Review by Stanislav Košecký, Slovakia.
The book is pictured alongside Dr Košecký and Aleksandr Piperski on the right.
In the introduction to this publication, the author endeavours to give a concise presentation of the creation of new languages (their construction) as a new discipline in linguistics, which he terms interlinguistics (considered by us to be in its narrower interpretation). In his text, the author introduces the well known but always relevant fact that the creation of new languages, like any subsequent work concerning them, meets with continual doubts in the world of linguistics, and in the Russian linguistic tradition (just as formerly in the Soviet one) one never gets beyond the description of consciously created languages as “iskustvennije”, i.e. artificial, which current (and also older) European linguistics/interlinguistics has replaced with the label planned (a planned language).
The need for a classification of such languages is, in the author’s view, prompted by the fact that their “world” is very extensive. Its arrangement is determined by two parameters:
- for what purpose the language came into being, and
- whether it was created “from scratch” or on the basis of certain natural languages.
To start with the reasons for creating a language, the most popular one is to perfect human thought by means of a new, systematized, logical language. As the author emphasizes, this goal is closely tied to the hypothesis of linguistic relativity or the Sapir–Whorf hypothesis: a language influences the thinking of the people who speak it. If so, is it not vital that we come up with a language to be constructed in a strictly logical manner and contain no shortcomings? The perfection of language, and thereby also of thought, is the guiding idea for the creators of languages we call philosophical or logical. To the ranks of these languages the author adds Loglan from the year 1960.
As we shall continue to see, the construction of languages can have a practical aim – of assisting mutual understanding between people. It is understandable that when one considers the multitude of languages that exist in the world, the role of communication tool is often played by the intermediary language. While in the territory of Russia this is Russian, on the international stage people typically communicate with each other in English. Here the opinion arises that choosing one language to have special status is not fair.
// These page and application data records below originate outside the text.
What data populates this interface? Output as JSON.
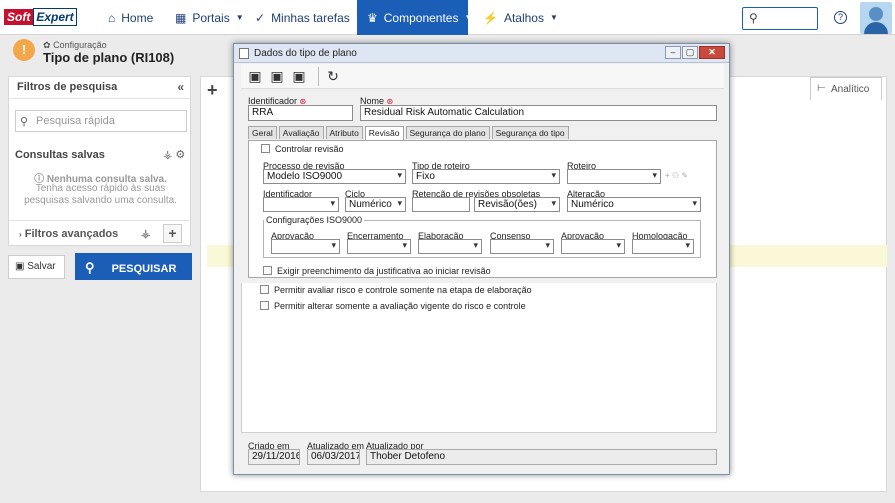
{
  "app": {
    "logo_part1": "Soft",
    "logo_part2": "Expert",
    "nav": [
      {
        "label": "Home",
        "icon": "home-icon"
      },
      {
        "label": "Portais",
        "icon": "grid-icon"
      },
      {
        "label": "Minhas tarefas",
        "icon": "check-icon"
      },
      {
        "label": "Componentes",
        "icon": "trophy-icon"
      },
      {
        "label": "Atalhos",
        "icon": "bolt-icon"
      }
    ],
    "help": "?"
  },
  "page": {
    "breadcrumb": "Configuração",
    "title": "Tipo de plano (RI108)"
  },
  "left_panel": {
    "header": "Filtros de pesquisa",
    "quick_search_placeholder": "Pesquisa rápida",
    "saved_queries": "Consultas salvas",
    "no_saved": "Nenhuma consulta salva.",
    "hint": "Tenha acesso rápido às suas pesquisas salvando uma consulta.",
    "advanced": "Filtros avançados",
    "save_button": "Salvar",
    "search_button": "PESQUISAR"
  },
  "right_area": {
    "tab": "Analítico"
  },
  "dialog": {
    "title": "Dados do tipo de plano",
    "identificador_label": "Identificador",
    "identificador_value": "RRA",
    "nome_label": "Nome",
    "nome_value": "Residual Risk Automatic Calculation",
    "tabs": [
      "Geral",
      "Avaliação",
      "Atributo",
      "Revisão",
      "Segurança do plano",
      "Segurança do tipo"
    ],
    "active_tab": "Revisão",
    "controlar_revisao": "Controlar revisão",
    "processo_label": "Processo de revisão",
    "processo_value": "Modelo ISO9000",
    "tipo_roteiro_label": "Tipo de roteiro",
    "tipo_roteiro_value": "Fixo",
    "roteiro_label": "Roteiro",
    "roteiro_value": "",
    "identificador2_label": "Identificador",
    "ciclo_label": "Ciclo",
    "ciclo_value": "Numérico",
    "retencao_label": "Retenção de revisões obsoletas",
    "retencao_value": "Revisão(ões)",
    "alteracao_label": "Alteração",
    "alteracao_value": "Numérico",
    "iso_legend": "Configurações ISO9000",
    "iso_fields": [
      "Aprovação",
      "Encerramento",
      "Elaboração",
      "Consenso",
      "Aprovação",
      "Homologação"
    ],
    "exigir": "Exigir preenchimento da justificativa ao iniciar revisão",
    "permitir1": "Permitir avaliar risco e controle somente na etapa de elaboração",
    "permitir2": "Permitir alterar somente a avaliação vigente do risco e controle",
    "criado_label": "Criado em",
    "criado_value": "29/11/2016",
    "atualizado_label": "Atualizado em",
    "atualizado_value": "06/03/2017",
    "atualizado_por_label": "Atualizado por",
    "atualizado_por_value": "Thober Detofeno"
  },
  "colors": {
    "primary": "#1a5eb8",
    "brand_red": "#c8102e",
    "warning": "#f3a64a"
  }
}
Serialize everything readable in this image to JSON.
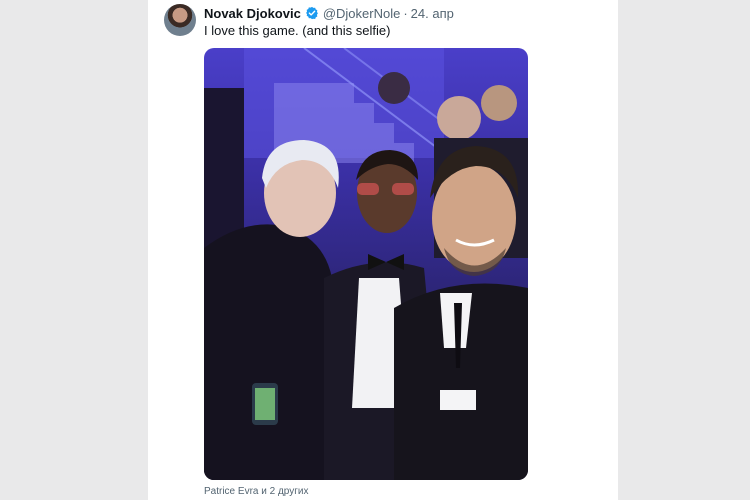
{
  "tweet": {
    "author_name": "Novak Djokovic",
    "handle": "@DjokerNole",
    "separator": "·",
    "date": "24. апр",
    "text": "I love this game. (and this selfie)",
    "tagged": "Patrice Evra и 2 других"
  },
  "colors": {
    "verified": "#1d9bf0",
    "text_primary": "#0f1419",
    "text_secondary": "#536471"
  },
  "icons": {
    "verified": "verified-badge-icon"
  }
}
This reality has triggered the existence of a further direction for language construction, representing the creation of international auxiliary languages. And here, too, we encounter evolution: in Europe, the Middle Ages, just like the early modern era, were a time of interest in philosophical languages.
An interesting piece of information the author supplies is that under the influence of information technology in the second half of the 20th century, interest in languages of this type has focused on universal pictographic languages. In this connection, even the so-called space languages (intended for communication with inhabitants of other planets) are mentioned, tying in with the deepening of the science-fictionesque nature of the world today. But here the author points out the risk of a possible merger of such languages with those used in programming [which we rightly call artificial – reviewer’s note] or with those that stem from the requirements of artistic (literary) creativity.
We will permit ourselves a brief note that an important distinction is missing in the author’s classification – namely the division of such languages into projects, semi-planned languages and planned languages, which is already normal in today’s interlinguistics literature. That is to say: only with difficulty can one regard as a language a proposal that, metaphorically speaking, has never left its creator’s desk and has remained a mere project. Categorised as semi-planned languages are those that have attained, or in some cases are attaining, a certain level of application in society. They are but a few: Latino Sine Flexione, Occidental-Interlingue, Volapük and notably Interlingua. At the end of this hierarchy are the planned languages, whose sole representative is Esperanto as a fully functioning language with its extensive foundation of speakers and their activity. To keep things simple, we here avoid the term language for individual projects.
The author significantly draws attention to a further parameter in the classification of the results of language-planning work. Languages that adopt their lexical and grammatical material from natural (ethnic) languages are labelled a posteriori; opposite them, those that are created “from nothing” are a priori. Interesting, although slightly provocative, is the author’s note about literary languages based on certain dialects (as an example he offers the modern German literary language). As he stresses, these are nothing other than a posteriori auxiliary languages, just with the difference that they are not intended for communication between various nations, but purely between members of a single nation who speak in various dialects (p. 18).
The book’s relatively extensive introduction ends by pointing out that the volume does not aspire to complexity and that it provides the user with several more detailed sources. This statement entirely tallies with reality, since some publications on the subject present as many as 1000 such projects (e.g. A. D. Duličenko gives 917 of them up to the year 1973), their constant growth is to be expected, and – especially since the arrival of the Internet – the problem of presenting them has become less complicated.
(The six chapters of the book will be explored in detail in subsequent instalments of this review.)